The best way to improve at poker is to practice. It’s also important to have a good mental game and learn how to manage your emotions. You should only play poker when you are in a happy and positive mood, as the game can be emotionally draining. If you are feeling frustration, fatigue, or anger, then it is a good idea to stop playing and come back later when you’re in a better frame of mind.

If you are new to poker, it’s a good idea to start at the lowest stakes possible. This will allow you to play versus weaker players and will let you learn the game without risking too much money. Eventually, you can move up to the higher stakes once your skills are developed.

One of the most important things to remember in poker is that you are only expected to place money into a pot when you think you have a strong hand. You must be able to make a decision based on probability and game theory. In fact, the most successful poker players are able to analyze their opponent’s behavior and predict what type of hands they are holding.

It is important to know the rules of the game before you play. There are certain etiquette rules to follow, as well. For example, it is against etiquette to slow roll. This means that you take a long time to act after an earlier player has made a bet. This can cause confusion and lead to other players making poor decisions.

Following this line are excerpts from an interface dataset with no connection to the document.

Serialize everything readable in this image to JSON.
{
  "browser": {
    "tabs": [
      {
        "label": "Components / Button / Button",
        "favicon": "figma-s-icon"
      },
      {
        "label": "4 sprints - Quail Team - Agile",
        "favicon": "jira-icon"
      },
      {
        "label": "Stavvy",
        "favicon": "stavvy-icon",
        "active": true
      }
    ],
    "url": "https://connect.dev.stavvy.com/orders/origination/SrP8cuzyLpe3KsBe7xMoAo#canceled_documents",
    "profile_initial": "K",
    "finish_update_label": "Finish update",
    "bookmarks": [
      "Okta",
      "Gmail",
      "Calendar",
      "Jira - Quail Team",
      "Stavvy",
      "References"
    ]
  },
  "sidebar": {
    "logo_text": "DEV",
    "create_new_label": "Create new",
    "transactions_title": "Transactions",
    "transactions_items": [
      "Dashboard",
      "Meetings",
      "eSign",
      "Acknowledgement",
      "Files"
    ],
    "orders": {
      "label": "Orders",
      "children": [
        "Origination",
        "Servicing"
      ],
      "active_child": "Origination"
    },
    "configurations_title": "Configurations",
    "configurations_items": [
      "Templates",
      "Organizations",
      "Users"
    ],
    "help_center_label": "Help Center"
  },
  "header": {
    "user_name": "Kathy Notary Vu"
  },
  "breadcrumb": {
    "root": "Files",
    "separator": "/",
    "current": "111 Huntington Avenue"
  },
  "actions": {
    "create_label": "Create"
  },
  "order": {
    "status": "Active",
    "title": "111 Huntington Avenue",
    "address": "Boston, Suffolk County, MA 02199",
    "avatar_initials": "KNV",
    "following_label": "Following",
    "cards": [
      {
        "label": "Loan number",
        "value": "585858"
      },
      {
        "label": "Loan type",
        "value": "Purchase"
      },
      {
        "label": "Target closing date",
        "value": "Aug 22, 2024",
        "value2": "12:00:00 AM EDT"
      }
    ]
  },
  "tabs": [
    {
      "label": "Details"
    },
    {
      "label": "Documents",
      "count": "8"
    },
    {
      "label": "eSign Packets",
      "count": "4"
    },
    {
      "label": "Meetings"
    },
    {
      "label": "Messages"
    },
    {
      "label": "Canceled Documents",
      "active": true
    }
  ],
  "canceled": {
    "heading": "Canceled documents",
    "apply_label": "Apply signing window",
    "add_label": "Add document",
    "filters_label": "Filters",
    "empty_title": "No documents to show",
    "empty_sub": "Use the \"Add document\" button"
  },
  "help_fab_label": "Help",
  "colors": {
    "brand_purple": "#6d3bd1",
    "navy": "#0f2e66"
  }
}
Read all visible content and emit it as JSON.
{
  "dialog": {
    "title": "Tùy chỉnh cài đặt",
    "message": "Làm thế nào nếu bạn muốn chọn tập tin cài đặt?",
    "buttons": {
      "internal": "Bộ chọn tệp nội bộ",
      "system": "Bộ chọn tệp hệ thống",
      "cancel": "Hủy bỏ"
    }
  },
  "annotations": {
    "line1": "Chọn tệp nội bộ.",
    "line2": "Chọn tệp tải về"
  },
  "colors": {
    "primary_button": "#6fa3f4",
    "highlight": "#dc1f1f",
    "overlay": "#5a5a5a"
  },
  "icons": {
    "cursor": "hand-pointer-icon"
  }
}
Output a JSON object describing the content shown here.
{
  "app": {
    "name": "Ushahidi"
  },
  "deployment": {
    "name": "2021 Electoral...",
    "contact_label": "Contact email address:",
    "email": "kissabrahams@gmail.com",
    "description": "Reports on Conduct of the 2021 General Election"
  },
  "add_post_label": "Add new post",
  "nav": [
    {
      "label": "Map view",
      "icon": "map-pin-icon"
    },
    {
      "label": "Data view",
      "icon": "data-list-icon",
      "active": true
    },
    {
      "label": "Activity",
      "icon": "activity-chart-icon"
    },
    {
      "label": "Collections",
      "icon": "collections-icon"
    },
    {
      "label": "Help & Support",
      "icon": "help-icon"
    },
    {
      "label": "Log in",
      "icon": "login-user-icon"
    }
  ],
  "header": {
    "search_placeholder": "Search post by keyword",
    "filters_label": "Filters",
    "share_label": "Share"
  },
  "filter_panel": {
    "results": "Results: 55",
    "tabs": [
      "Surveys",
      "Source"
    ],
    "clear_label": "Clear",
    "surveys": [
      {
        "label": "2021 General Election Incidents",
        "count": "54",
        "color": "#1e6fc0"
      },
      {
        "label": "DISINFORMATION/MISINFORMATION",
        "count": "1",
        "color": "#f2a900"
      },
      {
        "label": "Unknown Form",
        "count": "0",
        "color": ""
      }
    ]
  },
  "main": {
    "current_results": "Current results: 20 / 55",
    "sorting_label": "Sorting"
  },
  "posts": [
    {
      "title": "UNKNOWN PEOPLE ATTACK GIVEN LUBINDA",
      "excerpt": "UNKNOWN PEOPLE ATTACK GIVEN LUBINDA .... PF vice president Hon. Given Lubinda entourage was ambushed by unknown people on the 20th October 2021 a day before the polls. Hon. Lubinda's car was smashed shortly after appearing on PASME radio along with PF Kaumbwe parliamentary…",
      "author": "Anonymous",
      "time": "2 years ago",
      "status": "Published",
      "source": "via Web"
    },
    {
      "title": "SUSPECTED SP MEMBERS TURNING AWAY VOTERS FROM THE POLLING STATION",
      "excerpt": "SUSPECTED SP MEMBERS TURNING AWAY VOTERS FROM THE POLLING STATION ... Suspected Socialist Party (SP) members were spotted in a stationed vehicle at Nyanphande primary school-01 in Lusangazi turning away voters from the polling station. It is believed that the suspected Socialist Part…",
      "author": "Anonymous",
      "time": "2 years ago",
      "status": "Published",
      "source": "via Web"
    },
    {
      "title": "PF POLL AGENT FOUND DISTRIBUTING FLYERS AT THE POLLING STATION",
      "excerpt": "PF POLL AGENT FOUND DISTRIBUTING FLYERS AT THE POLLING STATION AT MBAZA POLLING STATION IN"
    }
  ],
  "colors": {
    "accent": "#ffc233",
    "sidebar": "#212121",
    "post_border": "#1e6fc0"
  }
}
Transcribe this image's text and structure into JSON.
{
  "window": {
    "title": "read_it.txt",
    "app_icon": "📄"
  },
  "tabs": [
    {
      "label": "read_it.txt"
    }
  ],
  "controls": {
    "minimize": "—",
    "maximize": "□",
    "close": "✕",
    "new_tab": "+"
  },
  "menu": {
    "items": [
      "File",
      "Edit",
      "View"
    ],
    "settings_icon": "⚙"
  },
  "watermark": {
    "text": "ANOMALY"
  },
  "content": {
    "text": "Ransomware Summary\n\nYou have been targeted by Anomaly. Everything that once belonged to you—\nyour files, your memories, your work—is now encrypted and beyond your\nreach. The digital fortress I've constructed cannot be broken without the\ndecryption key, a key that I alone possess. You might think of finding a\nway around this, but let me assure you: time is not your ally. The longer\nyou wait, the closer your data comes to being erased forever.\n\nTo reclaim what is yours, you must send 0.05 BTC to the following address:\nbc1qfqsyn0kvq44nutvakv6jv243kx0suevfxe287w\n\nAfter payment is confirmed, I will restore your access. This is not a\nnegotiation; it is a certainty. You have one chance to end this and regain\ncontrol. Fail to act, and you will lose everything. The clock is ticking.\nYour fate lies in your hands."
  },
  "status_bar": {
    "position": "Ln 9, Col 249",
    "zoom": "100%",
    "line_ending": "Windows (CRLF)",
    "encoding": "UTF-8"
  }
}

Another important rule to remember is that you must always bet a consistent amount. This is because betting is a sign of strength and can discourage weaker players from calling your bets. Similarly, you should never raise your bet if you are bluffing because this will make other players suspect that you have a strong hand.

It’s also important to be aware of your position at the table. The position you are in at the table will have a huge impact on your strategy. If you are in early position, then you have the advantage of being able to see how other players react before you act. If you are in late position, then you will have to act first and won’t be able to read the other players as easily.